This means that pilgrims can spend days or even weeks just getting to Mexico City. These traveling groups may look haphazard, but they have arranged their route with authorities far in advance and use rest stops and camping sites that see pilgrims every year. Locals offer food, drink and other support to pilgrims arriving at stops.
Vehicles and pedestrians are often decorated with banners, with images of the Virgin and even with announcements of who they are. This is not done only out of pride but to make sure motorists see them.
Road closures for the pilgrims in early December are not uncommon.
Once in the city, the pilgrims begin a slow takeover of the blocks surrounding the basilica grounds and the main approaches to it — the Calzada de Guadalupe and the Calzada de los Misterios.

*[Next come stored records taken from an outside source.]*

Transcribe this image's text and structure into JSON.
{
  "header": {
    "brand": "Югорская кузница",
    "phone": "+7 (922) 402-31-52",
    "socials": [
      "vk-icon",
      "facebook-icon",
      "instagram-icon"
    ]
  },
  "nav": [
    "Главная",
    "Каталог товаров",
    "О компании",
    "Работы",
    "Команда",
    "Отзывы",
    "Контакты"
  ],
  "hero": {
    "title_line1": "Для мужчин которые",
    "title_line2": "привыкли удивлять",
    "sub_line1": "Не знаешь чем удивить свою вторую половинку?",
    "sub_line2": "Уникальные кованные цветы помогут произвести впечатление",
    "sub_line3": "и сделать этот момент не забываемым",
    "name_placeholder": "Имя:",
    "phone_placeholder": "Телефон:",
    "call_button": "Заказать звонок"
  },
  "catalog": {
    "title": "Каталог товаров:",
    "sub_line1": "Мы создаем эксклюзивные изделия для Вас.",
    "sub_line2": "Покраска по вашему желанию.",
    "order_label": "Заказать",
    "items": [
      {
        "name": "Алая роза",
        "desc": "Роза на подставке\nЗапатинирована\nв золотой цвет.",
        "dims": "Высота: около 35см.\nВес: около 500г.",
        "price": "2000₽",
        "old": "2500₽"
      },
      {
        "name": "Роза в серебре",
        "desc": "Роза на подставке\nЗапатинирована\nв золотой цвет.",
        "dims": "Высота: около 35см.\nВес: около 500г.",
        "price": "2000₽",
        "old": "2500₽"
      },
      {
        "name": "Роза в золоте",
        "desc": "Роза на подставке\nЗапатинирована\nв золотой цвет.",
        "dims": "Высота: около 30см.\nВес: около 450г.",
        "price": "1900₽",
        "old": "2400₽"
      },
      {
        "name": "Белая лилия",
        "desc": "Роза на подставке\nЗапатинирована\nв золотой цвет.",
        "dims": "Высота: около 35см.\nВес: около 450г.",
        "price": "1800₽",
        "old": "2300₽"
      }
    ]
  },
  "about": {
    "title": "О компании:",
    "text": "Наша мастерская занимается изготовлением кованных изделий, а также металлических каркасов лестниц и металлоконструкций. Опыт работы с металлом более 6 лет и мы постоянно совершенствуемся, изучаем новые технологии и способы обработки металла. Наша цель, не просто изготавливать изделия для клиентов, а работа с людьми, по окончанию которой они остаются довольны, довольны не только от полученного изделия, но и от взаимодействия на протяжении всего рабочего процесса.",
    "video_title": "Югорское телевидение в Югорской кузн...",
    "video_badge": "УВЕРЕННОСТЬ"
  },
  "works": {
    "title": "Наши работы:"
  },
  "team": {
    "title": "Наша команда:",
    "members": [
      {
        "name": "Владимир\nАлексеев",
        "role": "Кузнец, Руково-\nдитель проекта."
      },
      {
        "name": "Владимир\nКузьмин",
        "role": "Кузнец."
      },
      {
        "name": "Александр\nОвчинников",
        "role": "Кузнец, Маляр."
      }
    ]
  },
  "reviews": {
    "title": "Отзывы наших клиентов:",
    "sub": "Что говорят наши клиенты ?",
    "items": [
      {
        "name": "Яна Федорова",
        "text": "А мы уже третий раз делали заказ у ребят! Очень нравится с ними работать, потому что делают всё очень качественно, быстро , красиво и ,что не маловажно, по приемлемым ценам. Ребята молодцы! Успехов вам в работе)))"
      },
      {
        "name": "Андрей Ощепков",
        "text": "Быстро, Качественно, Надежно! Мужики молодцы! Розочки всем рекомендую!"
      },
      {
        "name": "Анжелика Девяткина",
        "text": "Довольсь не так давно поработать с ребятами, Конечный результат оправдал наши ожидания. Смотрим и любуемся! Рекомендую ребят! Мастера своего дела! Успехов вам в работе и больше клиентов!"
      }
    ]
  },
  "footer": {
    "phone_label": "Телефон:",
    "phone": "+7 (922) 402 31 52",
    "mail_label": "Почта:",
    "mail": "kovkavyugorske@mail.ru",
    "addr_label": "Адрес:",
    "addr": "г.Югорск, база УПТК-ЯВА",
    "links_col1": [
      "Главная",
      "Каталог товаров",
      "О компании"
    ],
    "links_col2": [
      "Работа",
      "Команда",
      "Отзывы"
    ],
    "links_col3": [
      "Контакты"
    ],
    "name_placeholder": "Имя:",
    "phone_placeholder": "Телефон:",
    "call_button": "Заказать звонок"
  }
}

Much has been written about people who make the approach to the basilica on their knees. This is called a manda and done only by those who make a special promise to the Virgin. Those who do this are found on this road and on the basilica grounds.
By Dec. 12, despite chilly nighttime temperatures, many of the densely populated neighborhoods surrounding the basilica and the calzadas are filled with campers, dancers, vendors and worshippers. All vehicular traffic is shut down.
The city’s Welcome Pilgrim program provides special public transportation and emergency medical treatment, and it makes arrangements for the inevitable mountains of trash. A large number of police are deployed because, unfortunately, the Basilica area is located in a dangerous part of the city.
Pilgrims like Reyna Esther Martínez of Morelos says that all the discomforts are forgotten once one enters the large basilica atrium. Here, she says, you are in the company of a throng of faithful who share the marvel of being in the presence of the Virgin, passing under the original cloak and “…feeling her eyes gaze down upon you.”
The excitement begins to build at nightfall on Dec. 11, with dancing and hymns. The celebrations officially begin at midnight, with the singing of “Las Mañanitas,” — Mexico’s birthday song — since it is Guadalupe’s “birthday.”
For the next 24 hours, there are nonstop masses, fireworks, dancing and more. Thousands pass through the basilica to get a glimpse of the cloak, with an electric sidewalk installed underneath it to prevent backlogs.
Other highlights include a 2 a.m. mass for concheros (people who recreate a Mexica dance) and one at noon dedicated to the roses said to have fallen from Juan Diego’s cloak when he revealed Guadalupe’s image. The crowds stay throughout the day, only beginning to thin out as the 12th comes to an end.
It may be difficult for a nonbeliever to understand why people go to such lengths to participate, but to clarify, one young pilgrim says, “You have to understand. She is our Mother. In Mexico, our mother means everything.”
Leigh Thelmadatter arrived in Mexico 18 years ago and fell in love with the land and the culture in particular its handcrafts and art. She is the author of Mexican Cartonería: Paper, Paste and Fiesta (Schiffer 2019). Her culture column appears regularly on Mexico News Daily.